[[ Task input open ]]

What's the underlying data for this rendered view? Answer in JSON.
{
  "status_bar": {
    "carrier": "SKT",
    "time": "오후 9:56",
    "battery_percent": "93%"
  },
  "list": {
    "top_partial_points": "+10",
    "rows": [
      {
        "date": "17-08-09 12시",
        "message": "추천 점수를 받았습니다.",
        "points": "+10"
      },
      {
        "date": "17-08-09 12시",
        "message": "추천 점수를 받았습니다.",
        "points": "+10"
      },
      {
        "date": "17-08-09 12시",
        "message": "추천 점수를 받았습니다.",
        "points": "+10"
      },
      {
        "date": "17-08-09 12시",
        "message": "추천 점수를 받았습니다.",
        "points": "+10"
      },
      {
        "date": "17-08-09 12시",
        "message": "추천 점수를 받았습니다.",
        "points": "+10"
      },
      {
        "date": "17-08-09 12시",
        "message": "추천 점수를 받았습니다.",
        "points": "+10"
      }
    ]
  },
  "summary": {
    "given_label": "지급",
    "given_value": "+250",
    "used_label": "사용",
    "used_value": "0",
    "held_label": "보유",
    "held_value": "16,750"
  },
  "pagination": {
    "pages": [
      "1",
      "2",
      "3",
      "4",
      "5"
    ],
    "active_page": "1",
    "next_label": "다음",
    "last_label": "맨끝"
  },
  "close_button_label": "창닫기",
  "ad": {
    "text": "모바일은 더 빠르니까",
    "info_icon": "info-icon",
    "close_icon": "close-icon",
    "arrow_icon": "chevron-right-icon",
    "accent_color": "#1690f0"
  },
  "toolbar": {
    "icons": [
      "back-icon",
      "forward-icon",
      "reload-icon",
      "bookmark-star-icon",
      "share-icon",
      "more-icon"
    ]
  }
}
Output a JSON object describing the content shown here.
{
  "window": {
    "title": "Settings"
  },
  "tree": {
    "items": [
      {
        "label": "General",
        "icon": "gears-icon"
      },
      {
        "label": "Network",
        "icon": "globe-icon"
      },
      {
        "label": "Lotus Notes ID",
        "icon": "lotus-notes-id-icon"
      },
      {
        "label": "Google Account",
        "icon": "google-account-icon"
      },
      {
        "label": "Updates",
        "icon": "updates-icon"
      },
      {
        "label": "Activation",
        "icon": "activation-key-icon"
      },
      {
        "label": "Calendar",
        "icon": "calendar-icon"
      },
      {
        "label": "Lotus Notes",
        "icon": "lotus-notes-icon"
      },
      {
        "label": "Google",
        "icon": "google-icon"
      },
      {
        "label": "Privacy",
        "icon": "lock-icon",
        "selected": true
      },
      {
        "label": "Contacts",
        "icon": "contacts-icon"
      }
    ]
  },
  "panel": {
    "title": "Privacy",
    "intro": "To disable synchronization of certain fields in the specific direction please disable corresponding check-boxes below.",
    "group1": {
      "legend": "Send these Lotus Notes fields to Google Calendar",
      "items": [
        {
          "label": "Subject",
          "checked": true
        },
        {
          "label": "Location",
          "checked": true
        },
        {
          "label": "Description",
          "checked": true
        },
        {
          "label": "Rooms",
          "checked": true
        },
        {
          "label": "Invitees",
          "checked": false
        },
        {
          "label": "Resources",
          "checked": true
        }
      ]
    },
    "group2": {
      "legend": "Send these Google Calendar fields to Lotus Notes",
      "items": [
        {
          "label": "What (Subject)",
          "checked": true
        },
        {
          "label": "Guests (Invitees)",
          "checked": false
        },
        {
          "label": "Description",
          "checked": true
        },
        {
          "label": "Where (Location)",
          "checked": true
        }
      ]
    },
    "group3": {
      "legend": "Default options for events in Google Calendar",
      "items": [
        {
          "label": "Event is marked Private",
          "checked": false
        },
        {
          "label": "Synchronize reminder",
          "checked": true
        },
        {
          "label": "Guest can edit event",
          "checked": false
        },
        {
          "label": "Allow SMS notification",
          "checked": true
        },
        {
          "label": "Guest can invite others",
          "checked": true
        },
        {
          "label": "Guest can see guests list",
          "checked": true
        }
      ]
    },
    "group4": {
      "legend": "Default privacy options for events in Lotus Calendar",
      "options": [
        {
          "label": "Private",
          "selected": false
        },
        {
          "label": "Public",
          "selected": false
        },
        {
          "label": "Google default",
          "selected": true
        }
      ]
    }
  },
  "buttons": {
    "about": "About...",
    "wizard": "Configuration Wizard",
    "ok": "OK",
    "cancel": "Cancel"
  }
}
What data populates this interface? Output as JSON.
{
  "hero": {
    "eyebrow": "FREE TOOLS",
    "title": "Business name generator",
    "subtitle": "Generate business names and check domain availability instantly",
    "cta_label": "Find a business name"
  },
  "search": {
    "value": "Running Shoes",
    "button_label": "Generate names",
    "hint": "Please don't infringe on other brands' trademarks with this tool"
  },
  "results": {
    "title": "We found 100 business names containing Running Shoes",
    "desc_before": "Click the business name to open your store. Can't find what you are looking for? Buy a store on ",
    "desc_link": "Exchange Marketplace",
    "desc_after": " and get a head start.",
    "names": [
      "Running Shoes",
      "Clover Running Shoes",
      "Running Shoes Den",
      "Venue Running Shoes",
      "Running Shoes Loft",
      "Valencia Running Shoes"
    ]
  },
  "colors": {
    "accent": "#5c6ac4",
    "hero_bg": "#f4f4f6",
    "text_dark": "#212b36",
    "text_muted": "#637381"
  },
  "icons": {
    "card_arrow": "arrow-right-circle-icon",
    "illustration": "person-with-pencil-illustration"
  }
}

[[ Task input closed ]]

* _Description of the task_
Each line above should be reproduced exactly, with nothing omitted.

* _Response_
What's the underlying data for this rendered view? Answer in JSON.
{
  "status_bar": {
    "carrier": "SKT",
    "time": "오후 9:56",
    "battery_percent": "93%"
  },
  "list": {
    "top_partial_points": "+10",
    "rows": [
      {
        "date": "17-08-09 12시",
        "message": "추천 점수를 받았습니다.",
        "points": "+10"
      },
      {
        "date": "17-08-09 12시",
        "message": "추천 점수를 받았습니다.",
        "points": "+10"
      },
      {
        "date": "17-08-09 12시",
        "message": "추천 점수를 받았습니다.",
        "points": "+10"
      },
      {
        "date": "17-08-09 12시",
        "message": "추천 점수를 받았습니다.",
        "points": "+10"
      },
      {
        "date": "17-08-09 12시",
        "message": "추천 점수를 받았습니다.",
        "points": "+10"
      },
      {
        "date": "17-08-09 12시",
        "message": "추천 점수를 받았습니다.",
        "points": "+10"
      }
    ]
  },
  "summary": {
    "given_label": "지급",
    "given_value": "+250",
    "used_label": "사용",
    "used_value": "0",
    "held_label": "보유",
    "held_value": "16,750"
  },
  "pagination": {
    "pages": [
      "1",
      "2",
      "3",
      "4",
      "5"
    ],
    "active_page": "1",
    "next_label": "다음",
    "last_label": "맨끝"
  },
  "close_button_label": "창닫기",
  "ad": {
    "text": "모바일은 더 빠르니까",
    "info_icon": "info-icon",
    "close_icon": "close-icon",
    "arrow_icon": "chevron-right-icon",
    "accent_color": "#1690f0"
  },
  "toolbar": {
    "icons": [
      "back-icon",
      "forward-icon",
      "reload-icon",
      "bookmark-star-icon",
      "share-icon",
      "more-icon"
    ]
  }
}
Output a JSON object describing the content shown here.
{
  "window": {
    "title": "Settings"
  },
  "tree": {
    "items": [
      {
        "label": "General",
        "icon": "gears-icon"
      },
      {
        "label": "Network",
        "icon": "globe-icon"
      },
      {
        "label": "Lotus Notes ID",
        "icon": "lotus-notes-id-icon"
      },
      {
        "label": "Google Account",
        "icon": "google-account-icon"
      },
      {
        "label": "Updates",
        "icon": "updates-icon"
      },
      {
        "label": "Activation",
        "icon": "activation-key-icon"
      },
      {
        "label": "Calendar",
        "icon": "calendar-icon"
      },
      {
        "label": "Lotus Notes",
        "icon": "lotus-notes-icon"
      },
      {
        "label": "Google",
        "icon": "google-icon"
      },
      {
        "label": "Privacy",
        "icon": "lock-icon",
        "selected": true
      },
      {
        "label": "Contacts",
        "icon": "contacts-icon"
      }
    ]
  },
  "panel": {
    "title": "Privacy",
    "intro": "To disable synchronization of certain fields in the specific direction please disable corresponding check-boxes below.",
    "group1": {
      "legend": "Send these Lotus Notes fields to Google Calendar",
      "items": [
        {
          "label": "Subject",
          "checked": true
        },
        {
          "label": "Location",
          "checked": true
        },
        {
          "label": "Description",
          "checked": true
        },
        {
          "label": "Rooms",
          "checked": true
        },
        {
          "label": "Invitees",
          "checked": false
        },
        {
          "label": "Resources",
          "checked": true
        }
      ]
    },
    "group2": {
      "legend": "Send these Google Calendar fields to Lotus Notes",
      "items": [
        {
          "label": "What (Subject)",
          "checked": true
        },
        {
          "label": "Guests (Invitees)",
          "checked": false
        },
        {
          "label": "Description",
          "checked": true
        },
        {
          "label": "Where (Location)",
          "checked": true
        }
      ]
    },
    "group3": {
      "legend": "Default options for events in Google Calendar",
      "items": [
        {
          "label": "Event is marked Private",
          "checked": false
        },
        {
          "label": "Synchronize reminder",
          "checked": true
        },
        {
          "label": "Guest can edit event",
          "checked": false
        },
        {
          "label": "Allow SMS notification",
          "checked": true
        },
        {
          "label": "Guest can invite others",
          "checked": true
        },
        {
          "label": "Guest can see guests list",
          "checked": true
        }
      ]
    },
    "group4": {
      "legend": "Default privacy options for events in Lotus Calendar",
      "options": [
        {
          "label": "Private",
          "selected": false
        },
        {
          "label": "Public",
          "selected": false
        },
        {
          "label": "Google default",
          "selected": true
        }
      ]
    }
  },
  "buttons": {
    "about": "About...",
    "wizard": "Configuration Wizard",
    "ok": "OK",
    "cancel": "Cancel"
  }
}
What data populates this interface? Output as JSON.
{
  "hero": {
    "eyebrow": "FREE TOOLS",
    "title": "Business name generator",
    "subtitle": "Generate business names and check domain availability instantly",
    "cta_label": "Find a business name"
  },
  "search": {
    "value": "Running Shoes",
    "button_label": "Generate names",
    "hint": "Please don't infringe on other brands' trademarks with this tool"
  },
  "results": {
    "title": "We found 100 business names containing Running Shoes",
    "desc_before": "Click the business name to open your store. Can't find what you are looking for? Buy a store on ",
    "desc_link": "Exchange Marketplace",
    "desc_after": " and get a head start.",
    "names": [
      "Running Shoes",
      "Clover Running Shoes",
      "Running Shoes Den",
      "Venue Running Shoes",
      "Running Shoes Loft",
      "Valencia Running Shoes"
    ]
  },
  "colors": {
    "accent": "#5c6ac4",
    "hero_bg": "#f4f4f6",
    "text_dark": "#212b36",
    "text_muted": "#637381"
  },
  "icons": {
    "card_arrow": "arrow-right-circle-icon",
    "illustration": "person-with-pencil-illustration"
  }
}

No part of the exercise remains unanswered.